Data and information may not be the first thing that comes to mind when you think about raising beef, but they have been at the forefront of the Davis and Cook families purebred Angus operation for many years.
Jim and Debbie Davis have raised registered Angus cattle since 1973. Their daughter, Jordan, and her husband, Nocona Cook, are now part of their operation located near Burns Flat, Oklahoma.
“If you don't measure it, you can’t improve it,” said Jordan. And they live out that commitment by tracking data from their heard through the American Angus Association and Buffalo Feeders where their calves are fed out.
For Jim and Debbie attention to data began with expected progeny differences (EPDs) when they began artificially inseminating cattle in the early 1990s. Jordan took an interest in looking at data when she was showing cattle and participated in carcass grading contests at the state and national level.
This attention to data has allowed the Davis and Cook families to produce seedstock their customers can rely on. They hold an annual production sale and each year see repeat customers.
“Our legacy can be seen in all our return customers,” said Jim Davis. “Many of our bull customers only need to purchase from us every four years.
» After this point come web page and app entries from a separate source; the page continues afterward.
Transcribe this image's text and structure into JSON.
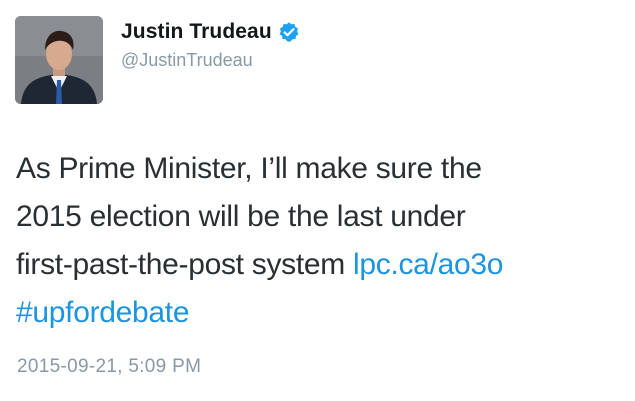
{
  "author": {
    "display_name": "Justin Trudeau",
    "handle": "@JustinTrudeau",
    "verified": true
  },
  "tweet": {
    "line1": "As Prime Minister, I’ll make sure the",
    "line2": "2015 election will be the last under",
    "line3_text": "first-past-the-post system ",
    "link": "lpc.ca/ao3o",
    "hashtag": "#upfordebate",
    "timestamp": "2015-09-21, 5:09 PM"
  },
  "colors": {
    "link": "#1b95e0",
    "verified_badge": "#1da1f2",
    "muted_text": "#8899a6",
    "body_text": "#292f33"
  },
  "icons": {
    "verified": "verified-badge-icon",
    "avatar": "profile-photo"
  }
}
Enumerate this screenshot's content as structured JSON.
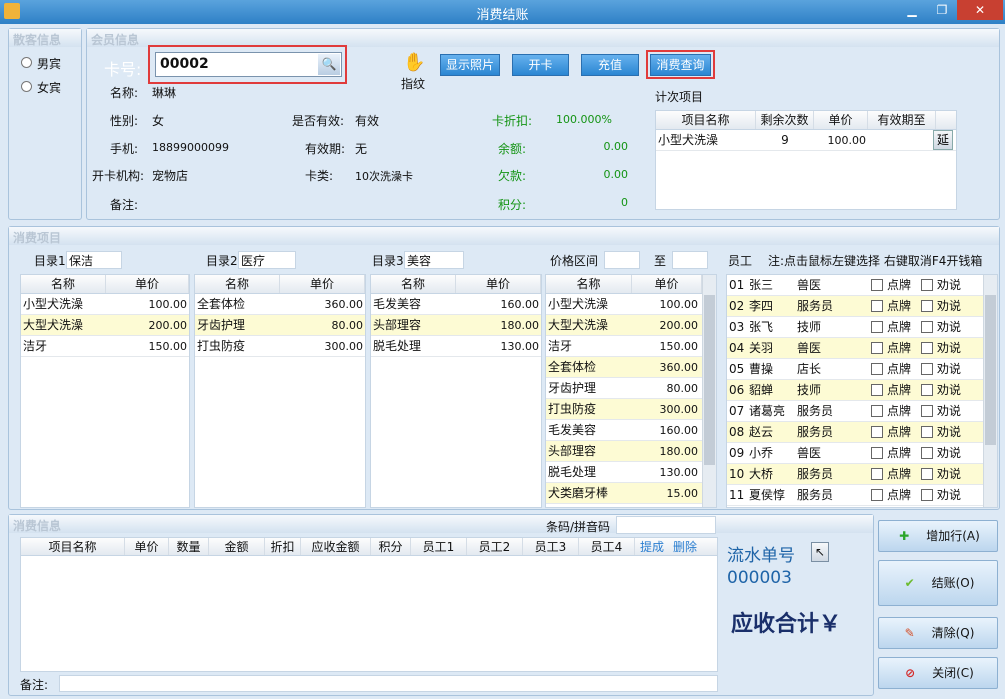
{
  "window": {
    "title": "消费结账"
  },
  "guest": {
    "header": "散客信息",
    "male": "男宾",
    "female": "女宾"
  },
  "member": {
    "header": "会员信息",
    "card_label": "卡号:",
    "card_value": "00002",
    "fingerprint": "指纹",
    "buttons": {
      "photo": "显示照片",
      "open_card": "开卡",
      "recharge": "充值",
      "query": "消费查询"
    },
    "name_label": "名称:",
    "name": "琳琳",
    "gender_label": "性别:",
    "gender": "女",
    "phone_label": "手机:",
    "phone": "18899000099",
    "org_label": "开卡机构:",
    "org": "宠物店",
    "remark_label": "备注:",
    "valid_label": "是否有效:",
    "valid": "有效",
    "expiry_label": "有效期:",
    "expiry": "无",
    "cardtype_label": "卡类:",
    "cardtype": "10次洗澡卡",
    "discount_label": "卡折扣:",
    "discount": "100.000%",
    "balance_label": "余额:",
    "balance": "0.00",
    "owed_label": "欠款:",
    "owed": "0.00",
    "points_label": "积分:",
    "points": "0",
    "count_items_label": "计次项目",
    "count_cols": [
      "项目名称",
      "剩余次数",
      "单价",
      "有效期至"
    ],
    "count_rows": [
      {
        "name": "小型犬洗澡",
        "remain": "9",
        "price": "100.00",
        "expire": ""
      }
    ],
    "extend_btn": "延"
  },
  "items": {
    "header": "消费项目",
    "cat_cols": [
      "名称",
      "单价"
    ],
    "cat1": {
      "label": "目录1",
      "name": "保洁",
      "rows": [
        {
          "n": "小型犬洗澡",
          "p": "100.00"
        },
        {
          "n": "大型犬洗澡",
          "p": "200.00"
        },
        {
          "n": "洁牙",
          "p": "150.00"
        }
      ]
    },
    "cat2": {
      "label": "目录2",
      "name": "医疗",
      "rows": [
        {
          "n": "全套体检",
          "p": "360.00"
        },
        {
          "n": "牙齿护理",
          "p": "80.00"
        },
        {
          "n": "打虫防疫",
          "p": "300.00"
        }
      ]
    },
    "cat3": {
      "label": "目录3",
      "name": "美容",
      "rows": [
        {
          "n": "毛发美容",
          "p": "160.00"
        },
        {
          "n": "头部理容",
          "p": "180.00"
        },
        {
          "n": "脱毛处理",
          "p": "130.00"
        }
      ]
    },
    "price_range_label": "价格区间",
    "to_label": "至",
    "all": [
      {
        "n": "小型犬洗澡",
        "p": "100.00"
      },
      {
        "n": "大型犬洗澡",
        "p": "200.00"
      },
      {
        "n": "洁牙",
        "p": "150.00"
      },
      {
        "n": "全套体检",
        "p": "360.00"
      },
      {
        "n": "牙齿护理",
        "p": "80.00"
      },
      {
        "n": "打虫防疫",
        "p": "300.00"
      },
      {
        "n": "毛发美容",
        "p": "160.00"
      },
      {
        "n": "头部理容",
        "p": "180.00"
      },
      {
        "n": "脱毛处理",
        "p": "130.00"
      },
      {
        "n": "犬类磨牙棒",
        "p": "15.00"
      }
    ],
    "staff_label": "员工",
    "staff_note": "注:点击鼠标左键选择 右键取消F4开钱箱",
    "pick_label": "点牌",
    "persuade_label": "劝说",
    "staff": [
      {
        "id": "01",
        "name": "张三",
        "role": "兽医"
      },
      {
        "id": "02",
        "name": "李四",
        "role": "服务员"
      },
      {
        "id": "03",
        "name": "张飞",
        "role": "技师"
      },
      {
        "id": "04",
        "name": "关羽",
        "role": "兽医"
      },
      {
        "id": "05",
        "name": "曹操",
        "role": "店长"
      },
      {
        "id": "06",
        "name": "貂蝉",
        "role": "技师"
      },
      {
        "id": "07",
        "name": "诸葛亮",
        "role": "服务员"
      },
      {
        "id": "08",
        "name": "赵云",
        "role": "服务员"
      },
      {
        "id": "09",
        "name": "小乔",
        "role": "兽医"
      },
      {
        "id": "10",
        "name": "大桥",
        "role": "服务员"
      },
      {
        "id": "11",
        "name": "夏侯惇",
        "role": "服务员"
      }
    ]
  },
  "consume": {
    "header": "消费信息",
    "barcode_label": "条码/拼音码",
    "cols": [
      "项目名称",
      "单价",
      "数量",
      "金额",
      "折扣",
      "应收金额",
      "积分",
      "员工1",
      "员工2",
      "员工3",
      "员工4"
    ],
    "commission": "提成",
    "delete": "删除",
    "remark_label": "备注:",
    "serial_label": "流水单号",
    "serial": "000003",
    "total_label": "应收合计￥"
  },
  "actions": {
    "add": "增加行(A)",
    "checkout": "结账(O)",
    "clear": "清除(Q)",
    "close": "关闭(C)"
  }
}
But they keep coming back and we are proud of that.”
Jim explains that their customers don’t always understand the data behind their genetic development program but have come to trust them to know the data well and then help them know what animals will best fit their needs.
That commitment to tracking the data has paid off. The cattle they feed out now grade 100 percent prime and choice.
Cell phones and software from the American Angus Association helps us tremendously. The data we get from selling our cattle on the grid through Buffalo Feeders is also very important to our decisions about genetic development.
Nocona is the sixth generation to live on his family’s farm. It requires a commitment to sustainably to be in business for that long. We always pay attention to our feed inputs so we can produce beef more efficiently with a smaller environmental impact because our cattle grow on less feed. We select genetics that are proven to do well in terms of efficiency and growth.
One simple thing we’ve done is to discontinue the use of Amdro to kill ants because it effects horned toads. They are a threatened species, but we frequently see them on our land. We are careful with the chemicals we use.
We also follow a gentle animal handling philosophy. You won’t find a hotshot on our place. We use feed to train our animals to go where we need them to with low stress.
Time with family. In the good times we get to watch our kids and grandkids show. In the tough times, like calving on the coldest night of the year, we get to work together.
Well, if there’s a local board or committee one of us is probably on it or has served on it. Debbie works very closely with our church on projects such as VBS, feeding kids meals and the angel tree outreach. Debbie is also active with the Junior Angus Association here in Oklahoma, helping kids compete in programs at the national level. Nocona serves on the Cloud Chief fire department as an EMT, sits on the school board and the county fire chief’s association. He was also appointed to the Oklahoma Board of Agriculture this year. Jordan sets on the board for Oklahoma Farm Bureau Young Farmers and Ranchers, the Oklahoma Cattlemen's Association and the Oklahoma Beef Council.
Cows are bred and calves are born and raised every year on cow-calf farms and ranches, spending time grazing on grass pastures within sight of their mothers.